The heavy piston of the reactor slammed down just at that moment, resonating through the chamber and causing Church’s shot to go astray. Dr. Kern lunged forward and shoved Church into the metal orb. A shimmering tendril reached out and enveloped his head, interfacing with him. She pried the weapon from the stunned Master Sergeant’s hands and shot him three times in the chest. Immediately, the tendril withdrew as Church fell dead, and the orb returned to its perfect shape.
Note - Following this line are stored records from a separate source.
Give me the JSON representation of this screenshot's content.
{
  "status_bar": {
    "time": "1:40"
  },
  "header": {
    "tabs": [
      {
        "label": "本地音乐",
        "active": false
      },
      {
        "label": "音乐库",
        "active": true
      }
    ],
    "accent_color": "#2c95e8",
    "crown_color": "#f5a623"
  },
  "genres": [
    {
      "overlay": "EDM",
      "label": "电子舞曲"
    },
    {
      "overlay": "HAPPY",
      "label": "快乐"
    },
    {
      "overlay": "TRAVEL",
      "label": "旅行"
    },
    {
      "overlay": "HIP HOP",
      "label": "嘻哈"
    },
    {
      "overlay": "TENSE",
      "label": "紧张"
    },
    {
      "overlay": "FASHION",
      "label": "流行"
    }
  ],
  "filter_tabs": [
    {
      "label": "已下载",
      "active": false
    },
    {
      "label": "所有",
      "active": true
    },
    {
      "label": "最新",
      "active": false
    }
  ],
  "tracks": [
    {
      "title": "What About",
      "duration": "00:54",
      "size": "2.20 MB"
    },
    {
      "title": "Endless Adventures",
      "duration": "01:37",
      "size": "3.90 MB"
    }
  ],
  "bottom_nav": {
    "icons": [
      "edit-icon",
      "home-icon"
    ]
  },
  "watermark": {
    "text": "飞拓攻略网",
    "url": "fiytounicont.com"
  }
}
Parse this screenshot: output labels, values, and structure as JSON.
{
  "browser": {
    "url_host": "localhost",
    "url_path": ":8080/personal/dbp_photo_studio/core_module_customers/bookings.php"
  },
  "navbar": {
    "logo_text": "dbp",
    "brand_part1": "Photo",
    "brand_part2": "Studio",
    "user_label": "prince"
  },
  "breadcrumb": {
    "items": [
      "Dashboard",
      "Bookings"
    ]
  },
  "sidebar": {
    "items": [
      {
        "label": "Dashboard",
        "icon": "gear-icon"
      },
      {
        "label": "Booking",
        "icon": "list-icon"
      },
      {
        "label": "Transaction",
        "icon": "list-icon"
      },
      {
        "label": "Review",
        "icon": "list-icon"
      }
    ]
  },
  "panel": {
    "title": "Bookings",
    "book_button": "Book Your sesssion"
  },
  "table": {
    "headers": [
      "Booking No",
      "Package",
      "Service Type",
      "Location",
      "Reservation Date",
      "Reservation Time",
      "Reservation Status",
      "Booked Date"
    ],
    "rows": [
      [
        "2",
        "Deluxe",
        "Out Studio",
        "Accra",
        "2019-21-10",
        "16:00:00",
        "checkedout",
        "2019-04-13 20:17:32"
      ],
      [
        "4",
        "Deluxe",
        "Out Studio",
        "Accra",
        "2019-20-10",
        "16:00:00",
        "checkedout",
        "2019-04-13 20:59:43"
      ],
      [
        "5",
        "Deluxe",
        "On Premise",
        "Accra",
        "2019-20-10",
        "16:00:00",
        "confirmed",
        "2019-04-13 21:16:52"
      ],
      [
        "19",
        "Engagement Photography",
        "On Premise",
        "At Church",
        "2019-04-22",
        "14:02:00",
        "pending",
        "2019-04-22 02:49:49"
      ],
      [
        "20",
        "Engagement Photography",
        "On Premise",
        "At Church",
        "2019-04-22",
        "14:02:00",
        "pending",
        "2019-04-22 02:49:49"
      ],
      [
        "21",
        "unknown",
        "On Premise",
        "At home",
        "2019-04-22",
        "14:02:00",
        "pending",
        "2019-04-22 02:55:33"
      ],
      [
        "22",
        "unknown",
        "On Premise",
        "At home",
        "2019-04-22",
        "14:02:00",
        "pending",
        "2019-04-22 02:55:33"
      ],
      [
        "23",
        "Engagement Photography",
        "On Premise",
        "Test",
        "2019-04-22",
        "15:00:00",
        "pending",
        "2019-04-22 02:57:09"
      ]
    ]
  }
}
She rifled through his pockets, retrieved the control for the M3, and raced back to the main cylinder. The previous piston strike had cleared the remaining ice, and the steam had intensified. She snapped into her harness and activated the wench from the controller, swiftly zipping her up and over the lip.
Entering the Rover, she quickly inputted the coordinates of their extraction location and engaged the autopilot. The Rover lurched forward at maximum speed. Once moving, she flipped on the radio and began hailing the extraction team.
“This Dr. Cora Kern for Commander Roach, over!”
“Roach here, go ahead, Doctor.”
“Request immediate extraction; Church is dead, situation volatile!”
“Roger that, Doctor, we have your coordinates. Big Bird inbound, just hold tight.”
“Thank you, Commander!”
Two hours later, as the M3 Rover was crossing the Pine Island Ice Sheet toward the Amundsen Sea, she saw the tiny blip of a helicopter appear on the screen, then another. As they approached, she recognized that neither of them was the expected CH-47 Chinook; they were gunships. Her heart sank as the stuttering light of machinegun fire lit up her screen, and the flare of missiles delicately laced through the Antarctic sky.